Today Reid Hoffman sold his company, LinkedIn, to Microsoft for $26 billion in cash. It’s a major milestone in his 23 year journey of “networking while not working” that began in 1993:
As Reid says, when he tried to start his first business after graduating “It was the beginning of the online revolution, in 1993. This was when America Online was starting to drop floppy disks to everybody to try to get people online.”
“I networked my way to a couple of different venture capitalists. They said, “Have you shipped software before? You’re asking us to invest millions of dollars in your company. You’ve done this before, yes?” I said, “No, not really.”And they said, “Go get a job first.”
So Reid joined Apple to build ‘eWorld’ – an early social network. eWorld didn’t work, but Reid’s network grew, and he launched his own social network, SocialNet, in 1997.
As he remembers, “SocialNet focused on online dating. It also had some activities like finding golf partners and roommates and that kind of stuff.”

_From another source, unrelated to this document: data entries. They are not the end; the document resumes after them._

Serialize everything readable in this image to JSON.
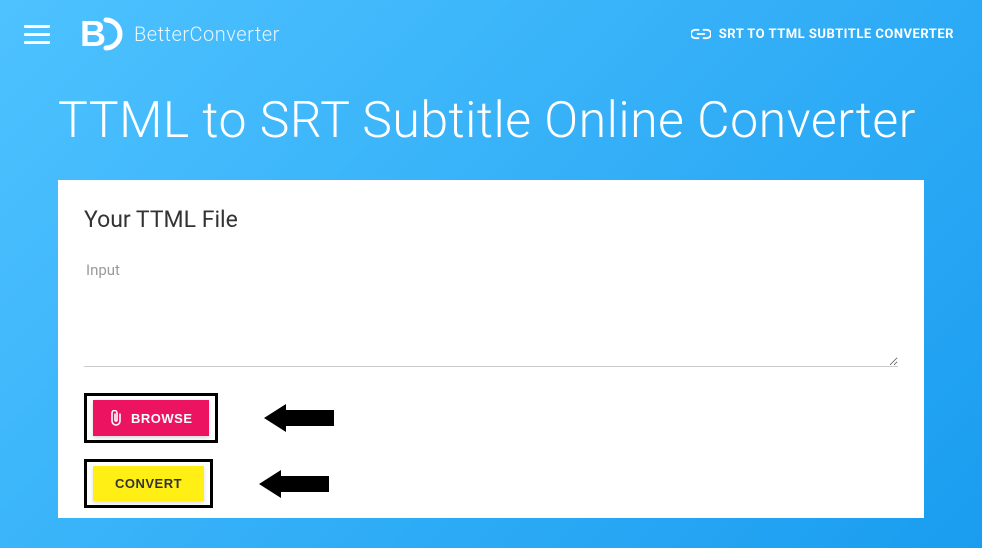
{
  "header": {
    "brand_name": "BetterConverter",
    "nav_link_label": "SRT TO TTML SUBTITLE CONVERTER",
    "menu_icon": "menu-icon",
    "link_icon": "link-icon"
  },
  "page": {
    "title": "TTML to SRT Subtitle Online Converter"
  },
  "form": {
    "section_title": "Your TTML File",
    "input_placeholder": "Input",
    "input_value": "",
    "browse_label": "BROWSE",
    "convert_label": "CONVERT",
    "browse_icon": "paperclip-icon"
  },
  "annotations": {
    "arrow_browse": "arrow-highlight-browse",
    "arrow_convert": "arrow-highlight-convert"
  }
}
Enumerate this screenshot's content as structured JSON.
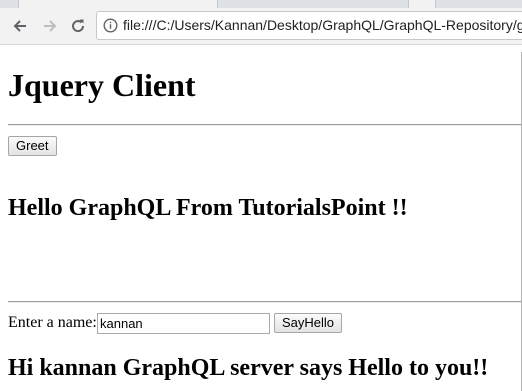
{
  "browser": {
    "url": "file:///C:/Users/Kannan/Desktop/GraphQL/GraphQL-Repository/g",
    "icons": {
      "back": "arrow-left-icon",
      "forward": "arrow-right-icon",
      "reload": "reload-icon",
      "info": "info-icon"
    }
  },
  "page": {
    "title": "Jquery Client",
    "greet_button": "Greet",
    "greet_message": "Hello GraphQL From TutorialsPoint !!",
    "name_label": "Enter a name:",
    "name_value": "kannan",
    "sayhello_button": "SayHello",
    "hello_message": "Hi kannan GraphQL server says Hello to you!!"
  }
}
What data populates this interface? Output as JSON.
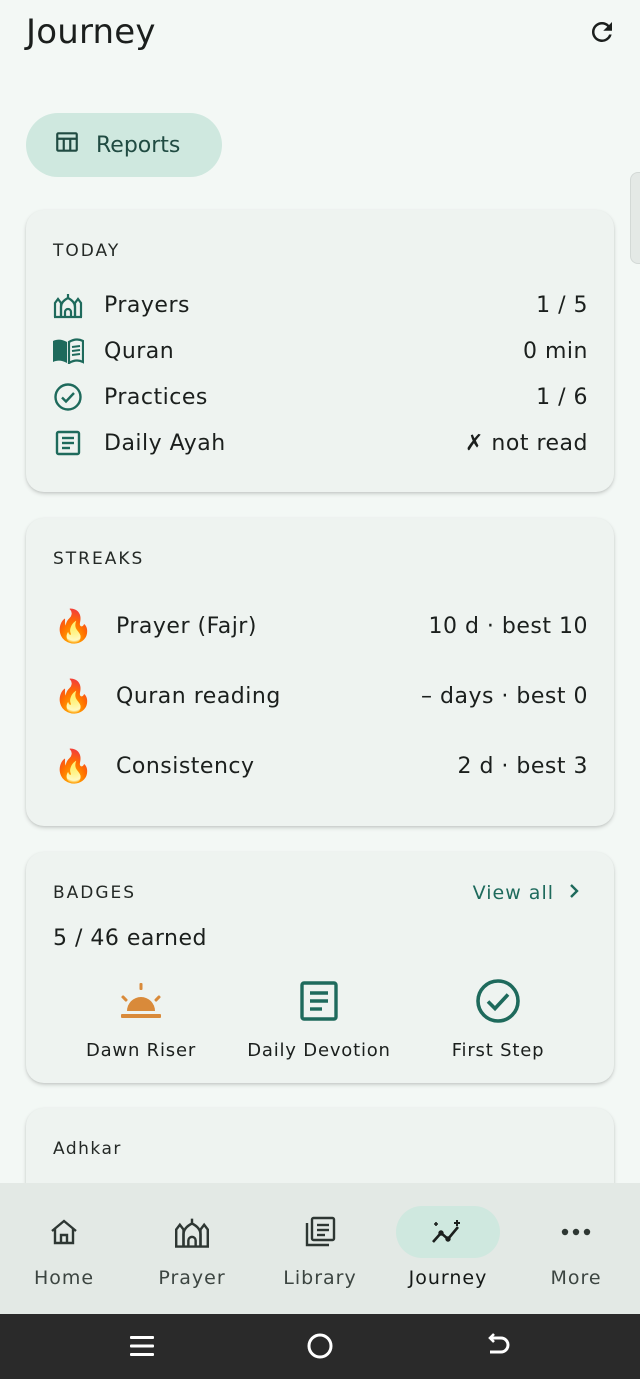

But SocialNet didn’t work either. “We had a bad model at Socialnet. We thought we were going to partner with newspapers, and that didn’t work.”
Again, Reid’s product didn’t work and, again, Reid’s network grew.
A friend of his, Peter Thiel, was quick to act: “When I decided to leave Socialnet to start another business, I went to Peter and he said, “No, don’t do that yet. Come join us now. We’re sitting on a powder keg. The rocket is about to start taking off.”
The rocket was PayPal. Reid joined in 2000 to look after all PayPal’s external relationships. Peter said Reid “was the firefighter-in-chief at PayPal. Though that diminishes his role because there were many, many fires.”
After a decade of Reid networking while finding out what was not working, and after two years at PayPal, eBay bought the company for $1.5 billion. Reid took his share and launched LinkedIn, aiming to grow it into the World’s No.1 Professional Networking site.
13 years later, and Reid is now selling LinkedIn – with its 433 million members – to Microsoft for $26 billion. It’s the biggest acquisition that Microsoft has ever made.
Are you “networking while not working”?
It’s not about what you know. It’s about who you know – and who knows you.
Your network is your net worth and, as Reid says, “The fastest way to change yourself is to hang out with people who are already the way you want to be.”